Or at least that’s what I did when my 6-year-old daughter and I both had high fevers the same week last month. I hadn’t experienced a fever like that in a long time, and predictably I thought I was facing my last moments on earth. My face was so flush I started to get welts and my lips and tongue were burning up to the point that I thought I might spontaneously combust. I got hit with the fever first, and I was delirious and alone after my daughter fell asleep, frantically Googling “103.5 fever am I dying.” I got directed to the usual sites: WebMD, Mayo Clinic, Wikipedia. (You know, the best medical authorities on the web. Wikipedia: you can diagnose your fever and read about Peggy Lee’s “Fever” all in the same place!) I also found a few hippie-dippie sites recommending strange herbs that I was pretty sure aren’t sold at the bodega across the street, but that assured me I was not dying. I stayed calm and engaged by live-tweeting my temperature as it slowly fell over the course of a few hours, cracking jokes like, “Man, this fever is like Bikram without the workout!” (But really, I figured if I was going to die, at least if I were on Twitter I’d die surrounded by “friends.”)
Eventually my fever broke, just in time for my daughter to hit 102.5 the next night. I was terrified but I knew that kids sometimes get high fevers and that fever is the body’s way of fighting off illness, so I tucked her in bed, covered her in a light sheet and wet her forehead a bit with a washcloth. She slept only on and off all night, and in the morning we called the doctor. We saw him in the afternoon and he told me her fever might spike, but I was shocked when I saw the thermometer reach 104.
I called the doctor’s office. “I know you said the fever might spike, but it’s at 104. Does she need to go to the hospital?” He assured me that everything was fine, that I should give her a children’s fever reducer and just hang tight. Keep her cool with a washcloth and wait. I had to sweat it out, both literally and metaphorically, but it worked.

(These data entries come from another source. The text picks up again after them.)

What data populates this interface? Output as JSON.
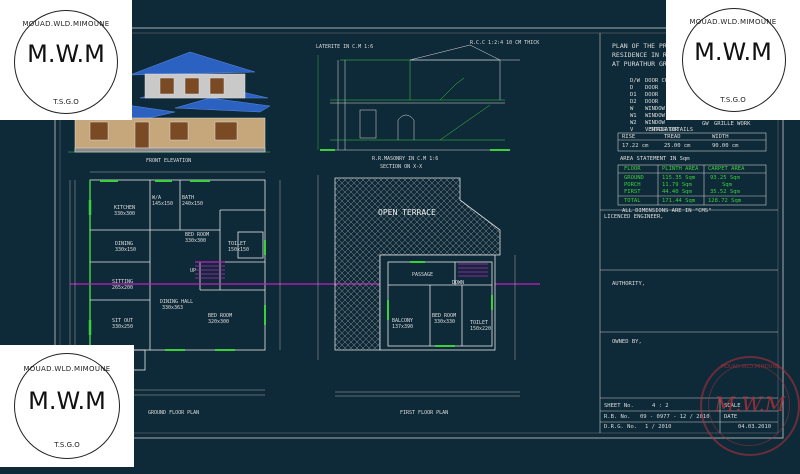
{
  "watermark": {
    "arc_text": "MOUAD.WLD.MIMOUNE",
    "logo": "M.W.M",
    "sub": "T.S.G.O",
    "stamp_logo": "M.W.M",
    "stamp_arc": "MOUAD.WLD.MIMOUNE"
  },
  "drawing_labels": {
    "front_elevation": "FRONT ELEVATION",
    "section_on_xx": "SECTION ON X-X",
    "ground_floor_plan": "GROUND FLOOR PLAN",
    "first_floor_plan": "FIRST FLOOR PLAN",
    "open_terrace": "OPEN TERRACE",
    "laterite": "LATERITE IN C.M 1:6",
    "rcc_note": "R.C.C 1:2:4 10 CM THICK",
    "rr_masonry": "R.R.MASONRY IN C.M 1:6"
  },
  "rooms_gf": [
    {
      "name": "KITCHEN",
      "size": "330x300"
    },
    {
      "name": "W/A",
      "size": "145x150"
    },
    {
      "name": "BATH",
      "size": "240x150"
    },
    {
      "name": "BED ROOM",
      "size": "330x300"
    },
    {
      "name": "DINING",
      "size": "330x150"
    },
    {
      "name": "TOILET",
      "size": "150x150"
    },
    {
      "name": "SITTING",
      "size": "265x200"
    },
    {
      "name": "DINING HALL",
      "size": "330x363"
    },
    {
      "name": "BED ROOM",
      "size": "320x300"
    },
    {
      "name": "SIT OUT",
      "size": "330x250"
    },
    {
      "name": "UP",
      "size": ""
    }
  ],
  "rooms_ff": [
    {
      "name": "PASSAGE",
      "size": ""
    },
    {
      "name": "BALCONY",
      "size": "137x390"
    },
    {
      "name": "BED ROOM",
      "size": "330x330"
    },
    {
      "name": "TOILET",
      "size": "150x220"
    },
    {
      "name": "DOWN",
      "size": ""
    }
  ],
  "title_block": {
    "title_lines": [
      "PLAN OF THE PROPOSED",
      "RESIDENCE IN R.S. NO",
      "AT PURATHUR GRAMA"
    ],
    "legend": [
      {
        "code": "D/W",
        "desc": "DOOR CUM WINDOW"
      },
      {
        "code": "D",
        "desc": "DOOR"
      },
      {
        "code": "D1",
        "desc": "DOOR"
      },
      {
        "code": "D2",
        "desc": "DOOR"
      },
      {
        "code": "W",
        "desc": "WINDOW"
      },
      {
        "code": "W1",
        "desc": "WINDOW"
      },
      {
        "code": "W2",
        "desc": "WINDOW"
      },
      {
        "code": "V",
        "desc": "VENTILATOR"
      },
      {
        "code": "GW",
        "desc": "GRILLE WORK"
      }
    ],
    "stair_title": "STAIR DETAILS",
    "stair_headers": [
      "RISE",
      "TREAD",
      "WIDTH"
    ],
    "stair_values": [
      "17.22 cm",
      "25.00 cm",
      "90.00 cm"
    ],
    "area_title": "AREA STATEMENT IN Sqm",
    "area_headers": [
      "FLOOR",
      "PLINTH AREA",
      "CARPET AREA"
    ],
    "area_rows": [
      [
        "GROUND",
        "115.35 Sqm",
        "93.25 Sqm"
      ],
      [
        "PORCH",
        "11.79 Sqm",
        "Sqm"
      ],
      [
        "FIRST",
        "44.40 Sqm",
        "35.52 Sqm"
      ]
    ],
    "area_total": [
      "TOTAL",
      "171.44 Sqm",
      "128.72 Sqm"
    ],
    "dims_note": "ALL DIMENSIONS ARE IN \"CMS\"",
    "licensed": "LICENCED ENGINEER,",
    "authority": "AUTHORITY,",
    "owned_by": "OWNED BY,",
    "sheet_no_label": "SHEET No.",
    "sheet_no": "4 : 2",
    "rb_label": "R.B. No.",
    "rb_no": "09 - 0977 - 12 / 2010",
    "drg_label": "D.R.G. No.",
    "drg_no": "1 / 2010",
    "scale_label": "SCALE",
    "date_label": "DATE",
    "date_val": "04.03.2010"
  },
  "colors": {
    "background": "#0e2a38",
    "lines": "#e6e6e6",
    "accent_green": "#22d12a",
    "accent_magenta": "#c21fc2",
    "roof_blue": "#2b62c2",
    "stamp_red": "#b8303a"
  }
}
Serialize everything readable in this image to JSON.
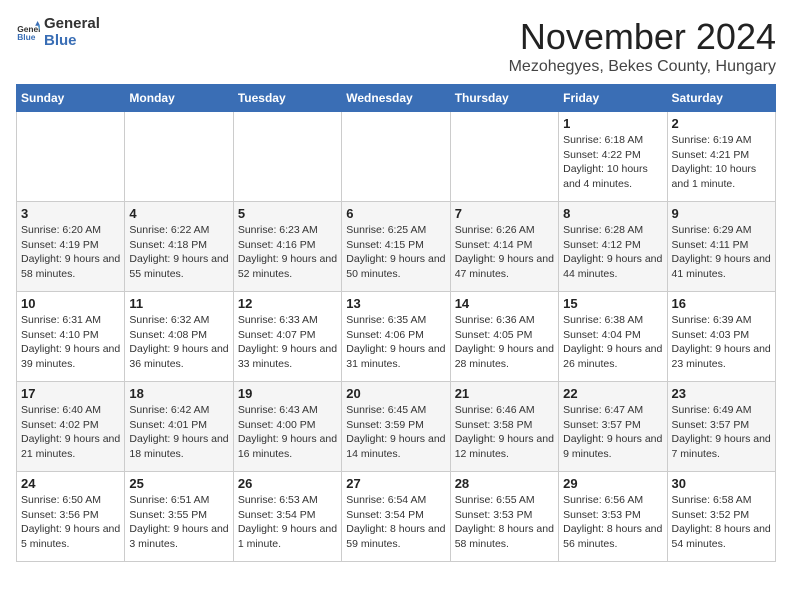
{
  "logo": {
    "general": "General",
    "blue": "Blue"
  },
  "header": {
    "month": "November 2024",
    "location": "Mezohegyes, Bekes County, Hungary"
  },
  "weekdays": [
    "Sunday",
    "Monday",
    "Tuesday",
    "Wednesday",
    "Thursday",
    "Friday",
    "Saturday"
  ],
  "weeks": [
    [
      {
        "day": "",
        "info": ""
      },
      {
        "day": "",
        "info": ""
      },
      {
        "day": "",
        "info": ""
      },
      {
        "day": "",
        "info": ""
      },
      {
        "day": "",
        "info": ""
      },
      {
        "day": "1",
        "info": "Sunrise: 6:18 AM\nSunset: 4:22 PM\nDaylight: 10 hours and 4 minutes."
      },
      {
        "day": "2",
        "info": "Sunrise: 6:19 AM\nSunset: 4:21 PM\nDaylight: 10 hours and 1 minute."
      }
    ],
    [
      {
        "day": "3",
        "info": "Sunrise: 6:20 AM\nSunset: 4:19 PM\nDaylight: 9 hours and 58 minutes."
      },
      {
        "day": "4",
        "info": "Sunrise: 6:22 AM\nSunset: 4:18 PM\nDaylight: 9 hours and 55 minutes."
      },
      {
        "day": "5",
        "info": "Sunrise: 6:23 AM\nSunset: 4:16 PM\nDaylight: 9 hours and 52 minutes."
      },
      {
        "day": "6",
        "info": "Sunrise: 6:25 AM\nSunset: 4:15 PM\nDaylight: 9 hours and 50 minutes."
      },
      {
        "day": "7",
        "info": "Sunrise: 6:26 AM\nSunset: 4:14 PM\nDaylight: 9 hours and 47 minutes."
      },
      {
        "day": "8",
        "info": "Sunrise: 6:28 AM\nSunset: 4:12 PM\nDaylight: 9 hours and 44 minutes."
      },
      {
        "day": "9",
        "info": "Sunrise: 6:29 AM\nSunset: 4:11 PM\nDaylight: 9 hours and 41 minutes."
      }
    ],
    [
      {
        "day": "10",
        "info": "Sunrise: 6:31 AM\nSunset: 4:10 PM\nDaylight: 9 hours and 39 minutes."
      },
      {
        "day": "11",
        "info": "Sunrise: 6:32 AM\nSunset: 4:08 PM\nDaylight: 9 hours and 36 minutes."
      },
      {
        "day": "12",
        "info": "Sunrise: 6:33 AM\nSunset: 4:07 PM\nDaylight: 9 hours and 33 minutes."
      },
      {
        "day": "13",
        "info": "Sunrise: 6:35 AM\nSunset: 4:06 PM\nDaylight: 9 hours and 31 minutes."
      },
      {
        "day": "14",
        "info": "Sunrise: 6:36 AM\nSunset: 4:05 PM\nDaylight: 9 hours and 28 minutes."
      },
      {
        "day": "15",
        "info": "Sunrise: 6:38 AM\nSunset: 4:04 PM\nDaylight: 9 hours and 26 minutes."
      },
      {
        "day": "16",
        "info": "Sunrise: 6:39 AM\nSunset: 4:03 PM\nDaylight: 9 hours and 23 minutes."
      }
    ],
    [
      {
        "day": "17",
        "info": "Sunrise: 6:40 AM\nSunset: 4:02 PM\nDaylight: 9 hours and 21 minutes."
      },
      {
        "day": "18",
        "info": "Sunrise: 6:42 AM\nSunset: 4:01 PM\nDaylight: 9 hours and 18 minutes."
      },
      {
        "day": "19",
        "info": "Sunrise: 6:43 AM\nSunset: 4:00 PM\nDaylight: 9 hours and 16 minutes."
      },
      {
        "day": "20",
        "info": "Sunrise: 6:45 AM\nSunset: 3:59 PM\nDaylight: 9 hours and 14 minutes."
      },
      {
        "day": "21",
        "info": "Sunrise: 6:46 AM\nSunset: 3:58 PM\nDaylight: 9 hours and 12 minutes."
      },
      {
        "day": "22",
        "info": "Sunrise: 6:47 AM\nSunset: 3:57 PM\nDaylight: 9 hours and 9 minutes."
      },
      {
        "day": "23",
        "info": "Sunrise: 6:49 AM\nSunset: 3:57 PM\nDaylight: 9 hours and 7 minutes."
      }
    ],
    [
      {
        "day": "24",
        "info": "Sunrise: 6:50 AM\nSunset: 3:56 PM\nDaylight: 9 hours and 5 minutes."
      },
      {
        "day": "25",
        "info": "Sunrise: 6:51 AM\nSunset: 3:55 PM\nDaylight: 9 hours and 3 minutes."
      },
      {
        "day": "26",
        "info": "Sunrise: 6:53 AM\nSunset: 3:54 PM\nDaylight: 9 hours and 1 minute."
      },
      {
        "day": "27",
        "info": "Sunrise: 6:54 AM\nSunset: 3:54 PM\nDaylight: 8 hours and 59 minutes."
      },
      {
        "day": "28",
        "info": "Sunrise: 6:55 AM\nSunset: 3:53 PM\nDaylight: 8 hours and 58 minutes."
      },
      {
        "day": "29",
        "info": "Sunrise: 6:56 AM\nSunset: 3:53 PM\nDaylight: 8 hours and 56 minutes."
      },
      {
        "day": "30",
        "info": "Sunrise: 6:58 AM\nSunset: 3:52 PM\nDaylight: 8 hours and 54 minutes."
      }
    ]
  ]
}
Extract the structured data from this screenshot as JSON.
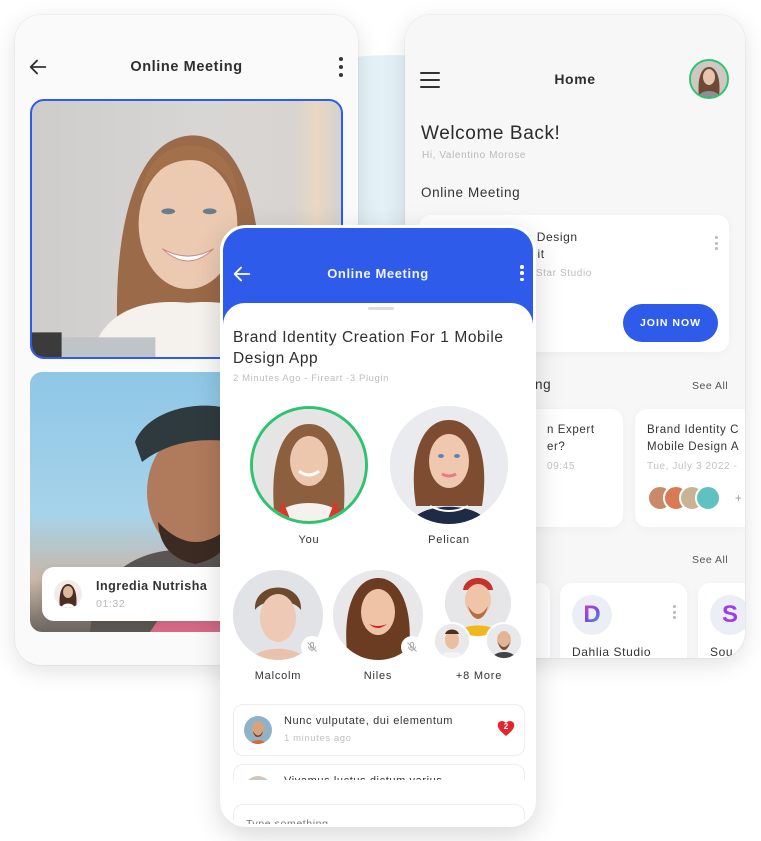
{
  "colors": {
    "accent": "#2e5bea",
    "online": "#2ec46f",
    "like": "#e8232b",
    "bg_circle": "#e4f2f8"
  },
  "left_screen": {
    "title": "Online Meeting",
    "back_icon": "arrow-left-icon",
    "menu_icon": "kebab-menu-icon",
    "caller": {
      "name": "Ingredia Nutrisha",
      "duration": "01:32"
    }
  },
  "home_screen": {
    "title": "Home",
    "menu_icon": "hamburger-icon",
    "welcome": "Welcome Back!",
    "greeting": "Hi, Valentino Morose",
    "online_meeting": {
      "section_title": "Online Meeting",
      "card": {
        "line1": "ile Design",
        "line2": "ne it",
        "meta": "art Star Studio",
        "join_label": "JOIN NOW"
      }
    },
    "upcoming": {
      "section_title_partial": "ng",
      "see_all": "See All",
      "cards": [
        {
          "line1": "n Expert",
          "line2": "er?",
          "date": "09:45"
        },
        {
          "line1": "Brand Identity C",
          "line2": "Mobile Design A",
          "date": "Tue, July 3 2022 -",
          "more": "+"
        }
      ]
    },
    "studios": {
      "see_all": "See All",
      "items": [
        {
          "name": "Dahlia Studio",
          "logo": "D"
        },
        {
          "name": "Sou",
          "logo": "S"
        }
      ]
    }
  },
  "center_screen": {
    "title": "Online Meeting",
    "meeting_title": "Brand Identity Creation For 1 Mobile Design App",
    "meeting_meta": "2 Minutes Ago - Fireart -3 Plugin",
    "participants": [
      {
        "name": "You",
        "speaking": true,
        "muted": false
      },
      {
        "name": "Pelican",
        "speaking": false,
        "muted": false
      },
      {
        "name": "Malcolm",
        "speaking": false,
        "muted": true
      },
      {
        "name": "Niles",
        "speaking": false,
        "muted": true
      },
      {
        "name": "+8 More",
        "speaking": false,
        "muted": false
      }
    ],
    "comments": [
      {
        "text": "Nunc vulputate, dui elementum",
        "time": "1 minutes ago",
        "likes": "2"
      },
      {
        "text": "Vivamus luctus dictum varius",
        "time": "",
        "likes": ""
      }
    ],
    "input_placeholder": "Type something"
  }
}
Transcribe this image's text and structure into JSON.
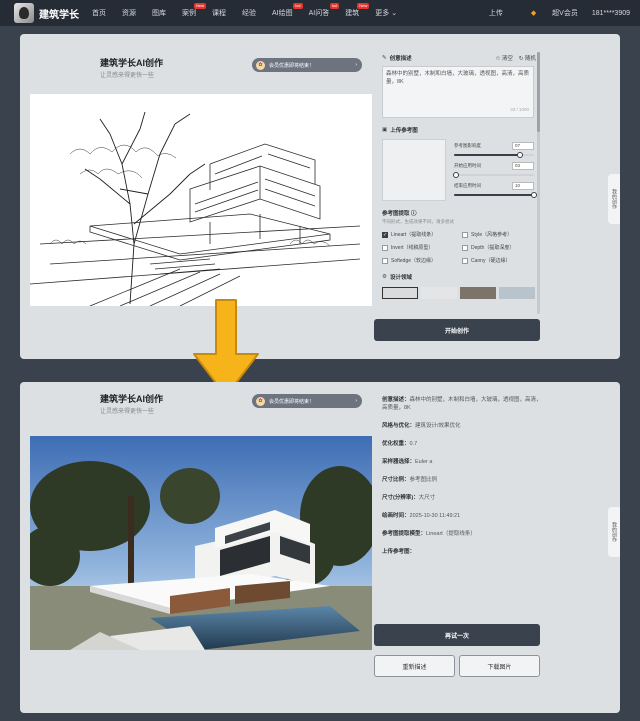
{
  "nav": {
    "logo_text": "建筑学长",
    "items": [
      {
        "label": "首页",
        "badge": ""
      },
      {
        "label": "资源",
        "badge": ""
      },
      {
        "label": "图库",
        "badge": ""
      },
      {
        "label": "案例",
        "badge": "New"
      },
      {
        "label": "课程",
        "badge": ""
      },
      {
        "label": "经验",
        "badge": ""
      },
      {
        "label": "AI绘图",
        "badge": "hot"
      },
      {
        "label": "AI问答",
        "badge": "hot"
      },
      {
        "label": "建筑",
        "badge": "New"
      },
      {
        "label": "更多 ⌄",
        "badge": ""
      }
    ],
    "upload": "上传",
    "vip": "超V会员",
    "phone": "181****3909"
  },
  "top_panel": {
    "title": "建筑学长AI创作",
    "subtitle": "让灵感来得更快一些",
    "promo": "会员优惠即将结束！",
    "desc_label": "创意描述",
    "clear_label": "清空",
    "random_label": "随机",
    "prompt": "森林中的别墅，木制和白墙，大玻璃，透视图，高清，高质量，8K",
    "counter": "33 / 1000",
    "ref_label": "上传参考图",
    "slider1_label": "参考图影响度",
    "slider1_value": "07",
    "slider1_level": 0.82,
    "slider2_label": "开始应用时间",
    "slider2_value": "03",
    "slider2_level": 0.02,
    "slider3_label": "结束应用时间",
    "slider3_value": "10",
    "slider3_level": 1.0,
    "extract_label": "参考图提取 ⓘ",
    "extract_hint": "不同形式，生成效果不同，请多尝试",
    "options": [
      {
        "label": "Lineart（提取线条）",
        "checked": true
      },
      {
        "label": "Style（风格参考）",
        "checked": false
      },
      {
        "label": "Invert（线稿原型）",
        "checked": false
      },
      {
        "label": "Depth（提取深度）",
        "checked": false
      },
      {
        "label": "Softedge（软边缘）",
        "checked": false
      },
      {
        "label": "Canny（硬边缘）",
        "checked": false
      }
    ],
    "design_label": "设计领域",
    "start_button": "开始创作",
    "side_tab": "我的创作"
  },
  "bottom_panel": {
    "title": "建筑学长AI创作",
    "subtitle": "让灵感来得更快一些",
    "promo": "会员优惠即将结束！",
    "info": [
      {
        "key": "创意描述：",
        "value": "森林中的别墅，木制和白墙，大玻璃，透视图，高清，高质量，8K"
      },
      {
        "key": "风格与优化：",
        "value": "建筑设计/效果优化"
      },
      {
        "key": "优化权重：",
        "value": "0.7"
      },
      {
        "key": "采样器选择：",
        "value": "Euler a"
      },
      {
        "key": "尺寸比例：",
        "value": "参考图比例"
      },
      {
        "key": "尺寸(分辨率)：",
        "value": "大尺寸"
      },
      {
        "key": "绘画时间：",
        "value": "2025-10-30 11:49:21"
      },
      {
        "key": "参考图提取模型：",
        "value": "Lineart（提取线条）"
      },
      {
        "key": "上传参考图：",
        "value": ""
      }
    ],
    "retry_button": "再试一次",
    "redescribe_button": "重新描述",
    "download_button": "下载图片",
    "side_tab": "我的创作"
  }
}
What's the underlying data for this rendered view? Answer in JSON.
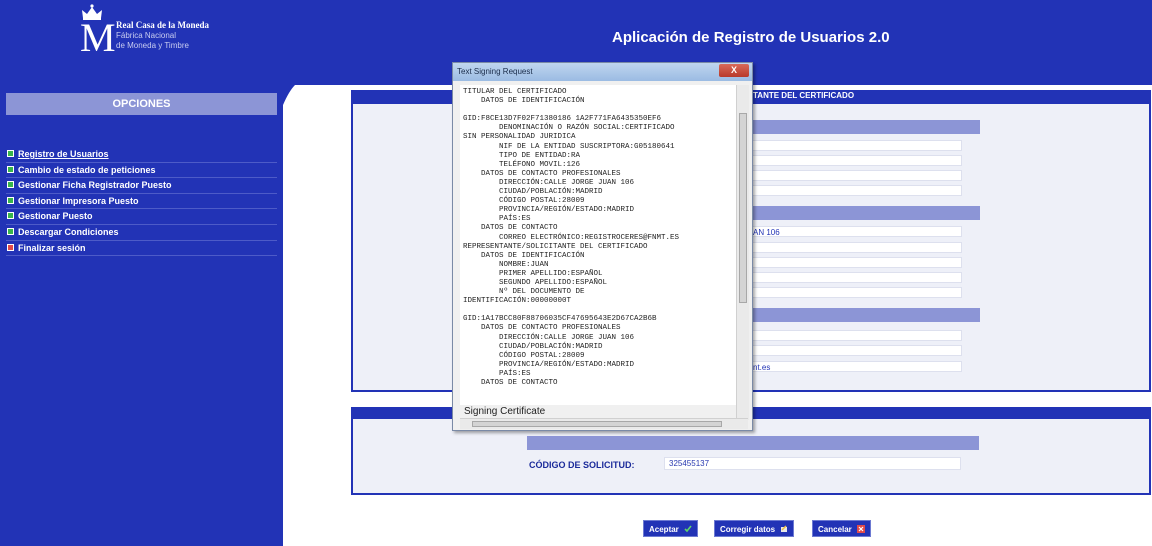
{
  "header": {
    "logo_line1": "Real Casa de la Moneda",
    "logo_line2": "Fábrica Nacional",
    "logo_line3": "de Moneda y Timbre",
    "logo_letter": "M",
    "app_title": "Aplicación de Registro de Usuarios 2.0"
  },
  "sidebar": {
    "title": "OPCIONES",
    "items": [
      {
        "label": "Registro de Usuarios"
      },
      {
        "label": "Cambio de estado de peticiones"
      },
      {
        "label": "Gestionar Ficha Registrador Puesto"
      },
      {
        "label": "Gestionar Impresora Puesto"
      },
      {
        "label": "Gestionar Puesto"
      },
      {
        "label": "Descargar Condiciones"
      },
      {
        "label": "Finalizar sesión"
      }
    ]
  },
  "form": {
    "section_header": "TANTE DEL CERTIFICADO",
    "address_partial": "AN 106",
    "email_partial": "nt.es",
    "solicitud_label": "CÓDIGO DE SOLICITUD:",
    "solicitud_value": "325455137"
  },
  "buttons": {
    "accept": "Aceptar",
    "correct": "Corregir datos",
    "cancel": "Cancelar"
  },
  "dialog": {
    "title": "Text Signing Request",
    "close": "X",
    "footer_label": "Signing Certificate",
    "content": "TITULAR DEL CERTIFICADO\n    DATOS DE IDENTIFICACIÓN\n\nGID:F8CE13D7F02F71380186 1A2F771FA6435350EF6\n        DENOMINACIÓN O RAZÓN SOCIAL:CERTIFICADO\nSIN PERSONALIDAD JURIDICA\n        NIF DE LA ENTIDAD SUSCRIPTORA:G05180641\n        TIPO DE ENTIDAD:RA\n        TELÉFONO MOVIL:126\n    DATOS DE CONTACTO PROFESIONALES\n        DIRECCIÓN:CALLE JORGE JUAN 106\n        CIUDAD/POBLACIÓN:MADRID\n        CÓDIGO POSTAL:28009\n        PROVINCIA/REGIÓN/ESTADO:MADRID\n        PAÍS:ES\n    DATOS DE CONTACTO\n        CORREO ELECTRÓNICO:REGISTROCERES@FNMT.ES\nREPRESENTANTE/SOLICITANTE DEL CERTIFICADO\n    DATOS DE IDENTIFICACIÓN\n        NOMBRE:JUAN\n        PRIMER APELLIDO:ESPAÑOL\n        SEGUNDO APELLIDO:ESPAÑOL\n        Nº DEL DOCUMENTO DE\nIDENTIFICACIÓN:00000000T\n\nGID:1A17BCC80F88706035CF47695643E2D67CA2B6B\n    DATOS DE CONTACTO PROFESIONALES\n        DIRECCIÓN:CALLE JORGE JUAN 106\n        CIUDAD/POBLACIÓN:MADRID\n        CÓDIGO POSTAL:28009\n        PROVINCIA/REGIÓN/ESTADO:MADRID\n        PAÍS:ES\n    DATOS DE CONTACTO"
  },
  "colors": {
    "primary_blue": "#2233b6",
    "menu_icon_green": "#38b54a",
    "menu_icon_red": "#e04a4a",
    "section_bar": "#8c95d6"
  }
}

If you’re facing a fever in your child, of course call your doctor first, then browse through Babble’s Fever Guide. It has all kinds of advice about how to make your child feel comfortable while (s)he’s sick, what to feed a child with a fever and when to worry.